WFP says around 15 million people – a third of Sudan’s population – already face hunger, and with evacuations underway, millions more are dealing with food shortages inside the country and in neighboring South Sudan, where thousands of South Sudanese refugees are fleeing for safety.
Fighting in Sudan has continued for two weeks as the rival Sudan Armed Forces and the paramilitary, the Rapid Support Forces (RSF), are yet to agree to a permanent truce. The warring parties agreed to extend a cease-fire that ended Thursday for another 72-hours.
Brenda Kariuki, WFP's senior regional communication officer in eastern Africa, said the organization had planned to assist 7.6 million Sudanese this year. But she said those plans have been shelved for now because of concerns for the safety of WFP staff.
"As the fighting rages on in parts of Sudan, our humanitarian operations in the country are virtually impossible, at a time when a third of the country is in desperate need of assistance.
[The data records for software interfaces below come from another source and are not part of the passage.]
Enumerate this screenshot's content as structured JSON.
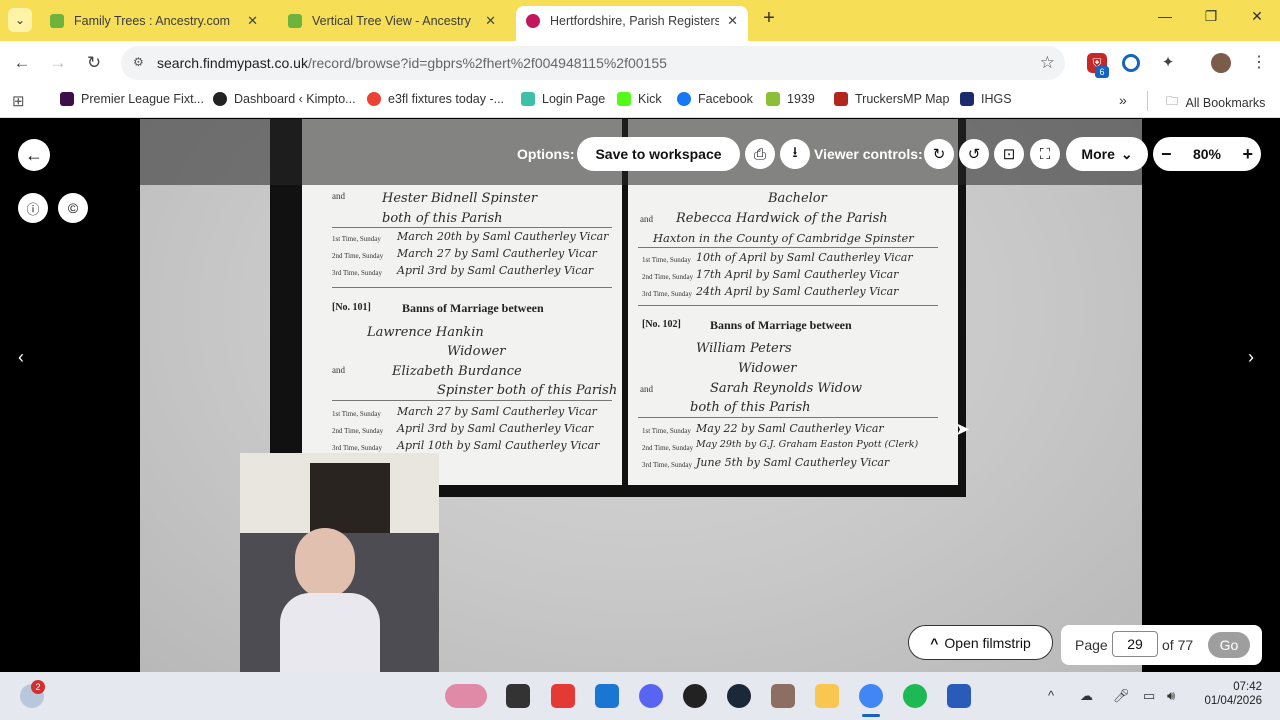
{
  "browser": {
    "tabs": [
      {
        "title": "Family Trees : Ancestry.com",
        "color": "#6fb33f"
      },
      {
        "title": "Vertical Tree View - Ancestry",
        "color": "#6fb33f"
      },
      {
        "title": "Hertfordshire, Parish Registers E",
        "color": "#c2185b"
      }
    ],
    "new_tab_symbol": "+",
    "url_host": "search.findmypast.co.uk",
    "url_path": "/record/browse?id=gbprs%2fhert%2f004948115%2f00155",
    "extension_badge": "6",
    "bookmarks": [
      {
        "label": "Premier League Fixt...",
        "color": "#3d0f4a"
      },
      {
        "label": "Dashboard ‹ Kimpto...",
        "color": "#222"
      },
      {
        "label": "e3fl fixtures today -...",
        "color": "#ea4335"
      },
      {
        "label": "Login Page",
        "color": "#3dbfa8"
      },
      {
        "label": "Kick",
        "color": "#53fc18"
      },
      {
        "label": "Facebook",
        "color": "#1877f2"
      },
      {
        "label": "1939",
        "color": "#8bbf3a"
      },
      {
        "label": "TruckersMP Map",
        "color": "#b3261e"
      },
      {
        "label": "IHGS",
        "color": "#1a2a6c"
      }
    ],
    "all_bookmarks": "All Bookmarks"
  },
  "viewer": {
    "options_label": "Options:",
    "save_label": "Save to workspace",
    "controls_label": "Viewer controls:",
    "more_label": "More",
    "zoom": "80%",
    "open_filmstrip": "Open filmstrip",
    "page_label": "Page",
    "page_value": "29",
    "page_total": "of 77",
    "go_label": "Go"
  },
  "document": {
    "left_page": {
      "top_entry": {
        "and_label": "and",
        "name": "Hester Bidnell Spinster",
        "line2": "both of this Parish",
        "times": [
          "1st Time, Sunday",
          "2nd Time, Sunday",
          "3rd Time, Sunday"
        ],
        "entries": [
          "March 20th by Saml Cautherley Vicar",
          "March 27 by Saml Cautherley Vicar",
          "April 3rd by Saml Cautherley Vicar"
        ]
      },
      "bottom_entry": {
        "number": "[No. 101]",
        "heading": "Banns of Marriage between",
        "groom": "Lawrence Hankin",
        "groom_status": "Widower",
        "and_label": "and",
        "bride": "Elizabeth Burdance",
        "bride_status": "Spinster both of this Parish",
        "entries": [
          "March 27 by Saml Cautherley Vicar",
          "April 3rd by Saml Cautherley Vicar",
          "April 10th by Saml Cautherley Vicar"
        ]
      }
    },
    "right_page": {
      "top_entry": {
        "groom_status": "Bachelor",
        "and_label": "and",
        "bride": "Rebecca Hardwick of the Parish",
        "bride_line2": "Haxton in the County of Cambridge Spinster",
        "entries": [
          "10th of April by Saml Cautherley Vicar",
          "17th April by Saml Cautherley Vicar",
          "24th April by Saml Cautherley Vicar"
        ]
      },
      "bottom_entry": {
        "number": "[No. 102]",
        "heading": "Banns of Marriage between",
        "groom": "William Peters",
        "groom_status": "Widower",
        "and_label": "and",
        "bride": "Sarah Reynolds Widow",
        "bride_line2": "both of this Parish",
        "entries": [
          "May 22 by Saml Cautherley Vicar",
          "May 29th by G.J. Graham Easton Pyott (Clerk)",
          "June 5th by Saml Cautherley Vicar"
        ]
      }
    }
  },
  "taskbar": {
    "weather_badge": "2",
    "time": "07:42",
    "date": "01/04/2026"
  }
}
We are hearing of acute shortages of food, water, fuel, medicines and access to health care," she said. "With this crisis, we are afraid that millions more will plunge into hunger."
The crisis has triggered a huge displacement crisis, with thousands of Sudanese and South Sudanese refugees fleeing to neighboring countries seeking safety and protection.
The United Nations reports some 20,000 people have fled to Chad and at least 4,000 South Sudanese refugees have been returning to their homes of origin in five northern states bordering Sudan.
Kariuki said these numbers are expected to increase as the crisis escalates. She notes WFP will be unable to provide aid to needy people inside Sudan as long as the current situation of insecurity persists.
"WFP's staff, offices, and vehicles, and equipment, and food stocks have come in the direct line of fire and looting of our warehouses continues. To date, we know up to 4,000 metric tons of food meant for vulnerable people has been looted from our warehouses, and at least 10 vehicles and six trucks which transport food have been stolen."
Kariuki called this unacceptable as it takes away humanitarian aid meant for the most vulnerable Sudanese and refugees who desperately need this lifesaving food.
Among those most in need of humanitarian aid, she said, are the hundreds of thousands of refugees who are sheltering in Sudan, school children who will miss out on their daily meal, malnourished infants, and pregnant and breastfeeding mothers.